dc.description.abstractBackground & Aims: Insulin resistance is associated with prevalent gallstones, but its effect on initial gallstone formation is not well-understood. Methods: We conducted a nested case-control study to examine whether insulin resistance is a risk factor for initial gallbladder sludge and stone formation during pregnancy. Cases were 205 women with new gallbladder sludge and stones during pregnancy and the early postpartum. Controls were 443 randomly selected women without sludge or stones during pregnancy. Gallbladder ultrasounds were obtained during each trimester and at 4-6 weeks post partum. Fasting serum glucose, lipids, and insulin were measured at 26-28 weeks gestation. Insulin resistance was measured by the homeostasis model. Logistic regression was used to identify independent risk factors for gallstone formation. Results: Insulin resistance was significantly greater in cases than in controls on univariate analysis (P < .001). Pre-pregnancy body mass index was strongly associated with gallstone formation on univariate analysis (P < .001), but this association was diminished after adjusting for insulin resistance (P = .01). On multivariate analysis, insulin resistance was significantly associated with gallstone formation (P = .004), even after adjustment for pre-pregnancy body mass index and other confounding factors including high-density lipoprotein cholesterol and physical activity. This association was strongest in women with pre-pregnancy body mass index <30 kg/m 2. Conclusions: Insulin resistance is a risk factor for incident gallbladder sludge and stones during pregnancy, even after adjustment for body mass index. Insulin resistance might represent a causal link between obesity and overweight and gallstones. © 2008 AGA Institute.en_HK
dc.languageengen_HK
dc.publisherWB Saunders Co. The Journal's web site is located at http://www.elsevier.com/locate/cghen_HK
dc.relation.ispartofClinical Gastroenterology and Hepatologyen_HK
dc.titleInsulin Resistance and Incident Gallbladder Disease in Pregnancyen_HK
dc.typeArticleen_HK
dc.identifier.emailLee, SP: sumlee@hku.hken_HK
dc.identifier.authorityLee, SP=rp01351en_HK
dc.description.naturelink_to_subscribed_fulltext-
dc.identifier.doi10.1016/j.cgh.2007.10.007en_HK
dc.identifier.pmid18065273-
dc.identifier.pmcidPMC2693050-
dc.identifier.scopuseid_2-s2.0-37449000088en_HK
dc.relation.referenceshttp://www.scopus.com/mlt/select.url?eid=2-s2.0-37449000088&selection=ref&src=s&origin=recordpageen_HK
dc.identifier.volume6en_HK
dc.identifier.issue1en_HK
dc.identifier.spage76en_HK
dc.identifier.epage81en_HK
dc.identifier.isiWOS:000252354200015-
dc.publisher.placeUnited Statesen_HK
dc.identifier.scopusauthoridKo, CW=7202596492en_HK
dc.identifier.scopusauthoridBeresford, SAA=7006403537en_HK
dc.identifier.scopusauthoridSchulte, SJ=7006502482en_HK
dc.identifier.scopusauthoridLee, SP=7601417497en_HK

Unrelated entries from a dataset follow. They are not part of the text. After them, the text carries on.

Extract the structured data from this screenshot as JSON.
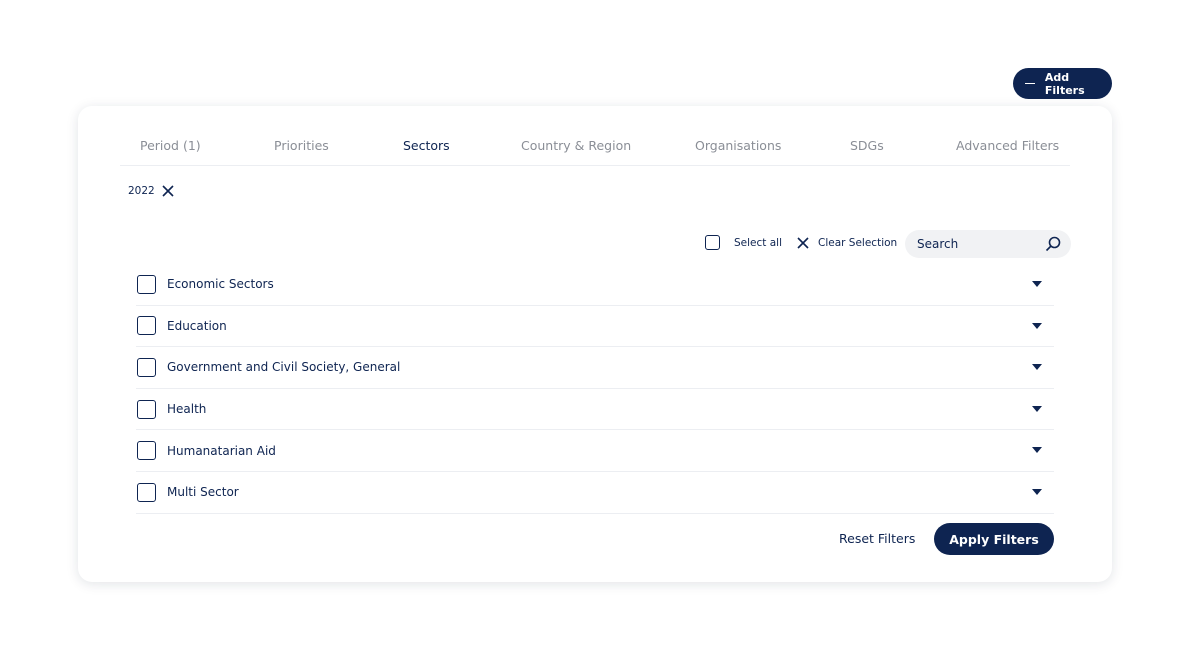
{
  "colors": {
    "primary": "#0e2451",
    "tab_inactive": "#8a8e96",
    "divider": "#eceef2",
    "search_bg": "#f1f2f4"
  },
  "header": {
    "add_filters_label": "Add Filters",
    "add_filters_icon": "minus-icon"
  },
  "tabs": [
    {
      "label": "Period (1)",
      "active": false
    },
    {
      "label": "Priorities",
      "active": false
    },
    {
      "label": "Sectors",
      "active": true
    },
    {
      "label": "Country & Region",
      "active": false
    },
    {
      "label": "Organisations",
      "active": false
    },
    {
      "label": "SDGs",
      "active": false
    },
    {
      "label": "Advanced Filters",
      "active": false
    }
  ],
  "active_filters": [
    {
      "label": "2022",
      "icon": "close-icon"
    }
  ],
  "toolbar": {
    "select_all_label": "Select all",
    "clear_selection_label": "Clear Selection",
    "search_placeholder": "Search",
    "search_value": ""
  },
  "sectors": [
    {
      "label": "Economic Sectors",
      "checked": false
    },
    {
      "label": "Education",
      "checked": false
    },
    {
      "label": "Government and Civil Society, General",
      "checked": false
    },
    {
      "label": "Health",
      "checked": false
    },
    {
      "label": "Humanatarian Aid",
      "checked": false
    },
    {
      "label": "Multi Sector",
      "checked": false
    }
  ],
  "footer": {
    "reset_label": "Reset Filters",
    "apply_label": "Apply Filters"
  }
}
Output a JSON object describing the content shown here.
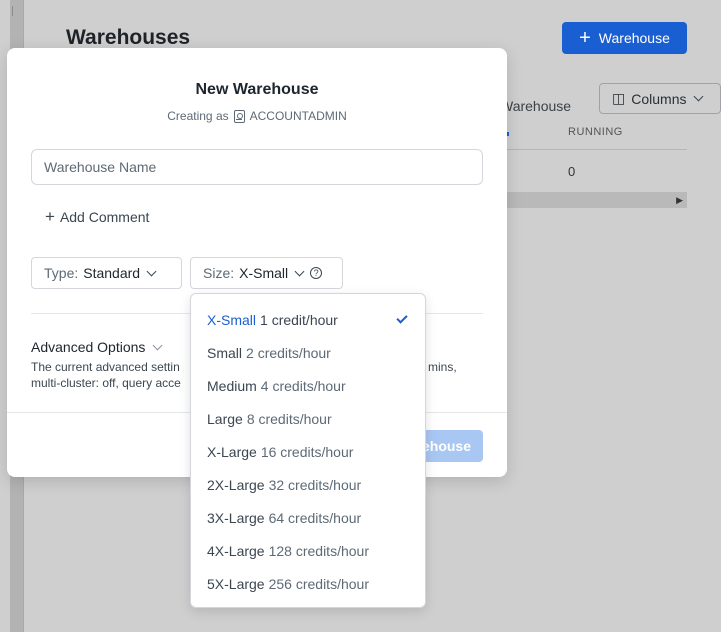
{
  "background": {
    "page_title": "Warehouses",
    "new_button_label": "Warehouse",
    "filter_label": "Warehouse",
    "columns_label": "Columns",
    "column_header": "RUNNING",
    "cell_value": "0"
  },
  "modal": {
    "title": "New Warehouse",
    "creating_as_label": "Creating as",
    "role": "ACCOUNTADMIN",
    "name_placeholder": "Warehouse Name",
    "add_comment_label": "Add Comment",
    "type_key": "Type:",
    "type_value": "Standard",
    "size_key": "Size:",
    "size_value": "X-Small",
    "advanced_title": "Advanced Options",
    "advanced_desc_line1_start": "The current advanced settin",
    "advanced_desc_line1_end": "mins,",
    "advanced_desc_line2": "multi-cluster: off, query acce",
    "create_button_label": "ehouse"
  },
  "size_dropdown": {
    "selected": "X-Small",
    "options": [
      {
        "name": "X-Small",
        "credits": "1 credit/hour"
      },
      {
        "name": "Small",
        "credits": "2 credits/hour"
      },
      {
        "name": "Medium",
        "credits": "4 credits/hour"
      },
      {
        "name": "Large",
        "credits": "8 credits/hour"
      },
      {
        "name": "X-Large",
        "credits": "16 credits/hour"
      },
      {
        "name": "2X-Large",
        "credits": "32 credits/hour"
      },
      {
        "name": "3X-Large",
        "credits": "64 credits/hour"
      },
      {
        "name": "4X-Large",
        "credits": "128 credits/hour"
      },
      {
        "name": "5X-Large",
        "credits": "256 credits/hour"
      }
    ]
  },
  "colors": {
    "accent": "#1a5fd1",
    "accent_disabled": "#a9c7f3",
    "overlay": "#cfcfcf"
  }
}
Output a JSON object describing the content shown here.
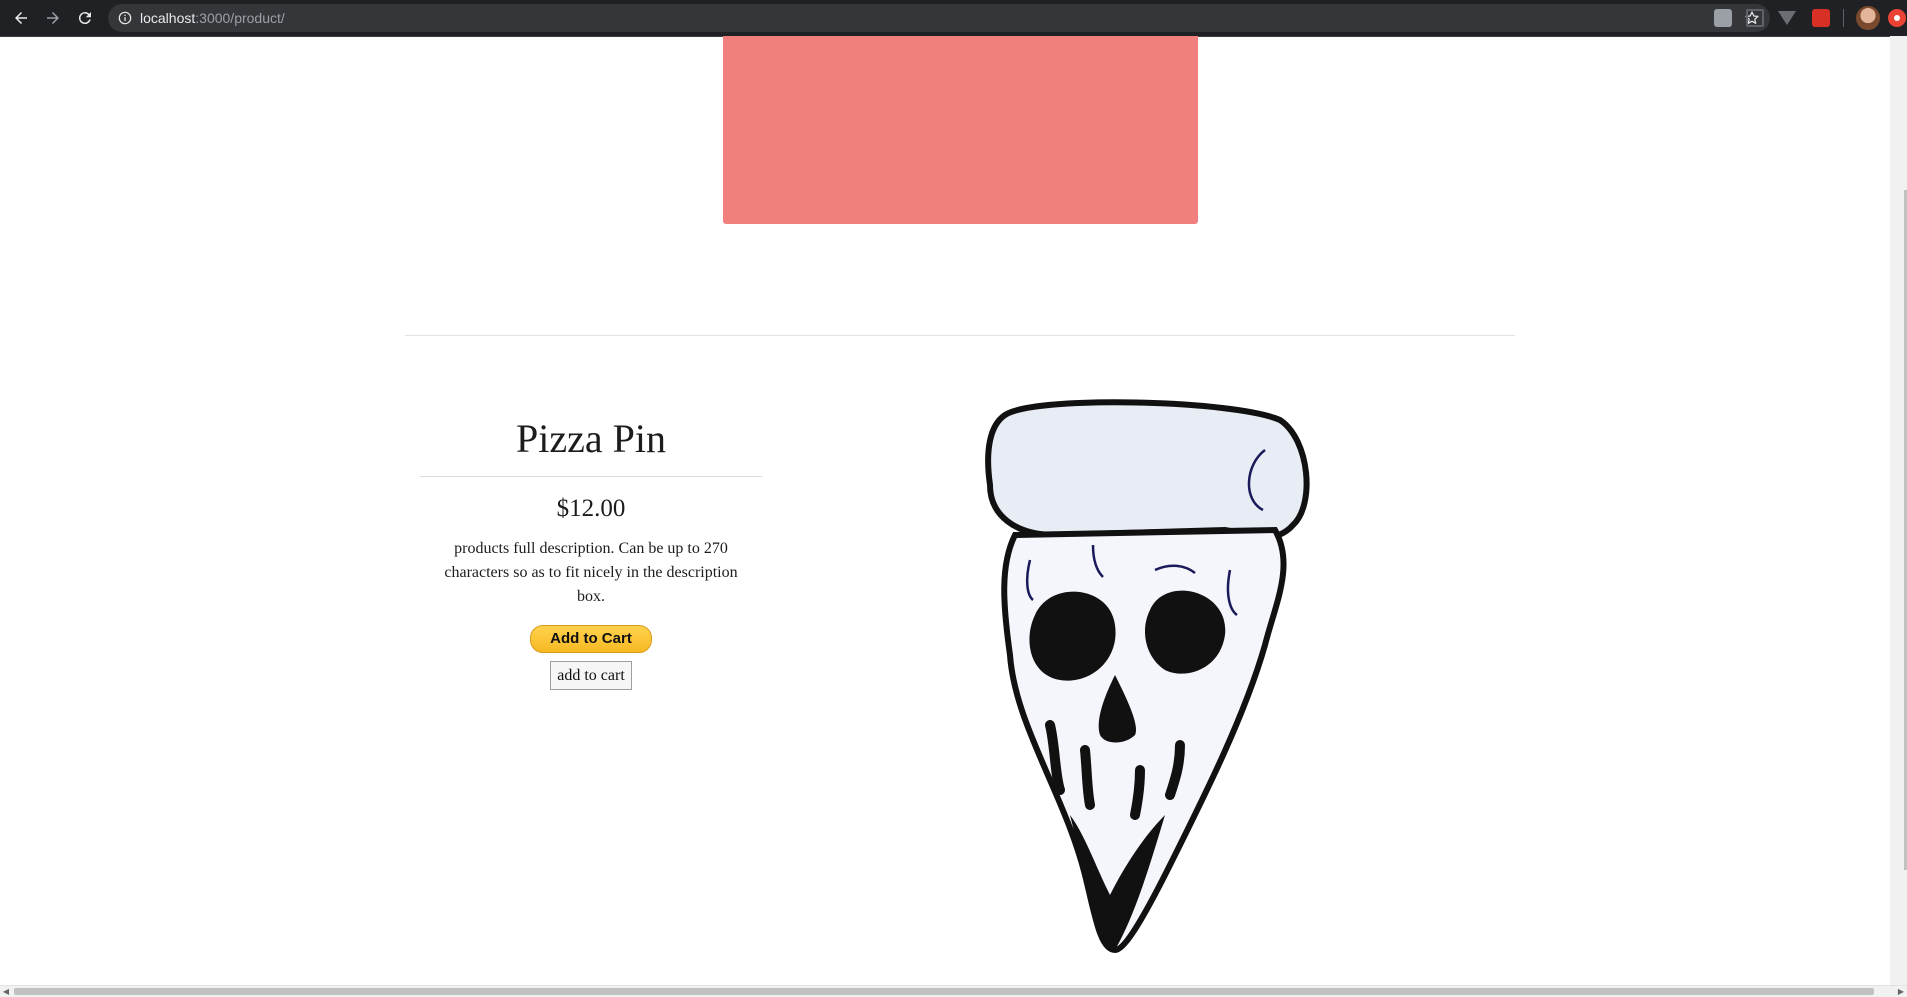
{
  "browser": {
    "url_host": "localhost",
    "url_path": ":3000/product/"
  },
  "product": {
    "title": "Pizza Pin",
    "price": "$12.00",
    "description": "products full description. Can be up to 270 characters so as to fit nicely in the description box.",
    "paypal_label": "Add to Cart",
    "add_label": "add to cart"
  },
  "colors": {
    "banner": "#f07f7e",
    "paypal": "#f7b923"
  },
  "icons": [
    "back-arrow-icon",
    "forward-arrow-icon",
    "reload-icon",
    "info-icon",
    "star-icon",
    "skull-pizza-pin-image"
  ]
}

Export via OAI-PMH Interface in XML Formats


OR


Export to Other Non-XML Formats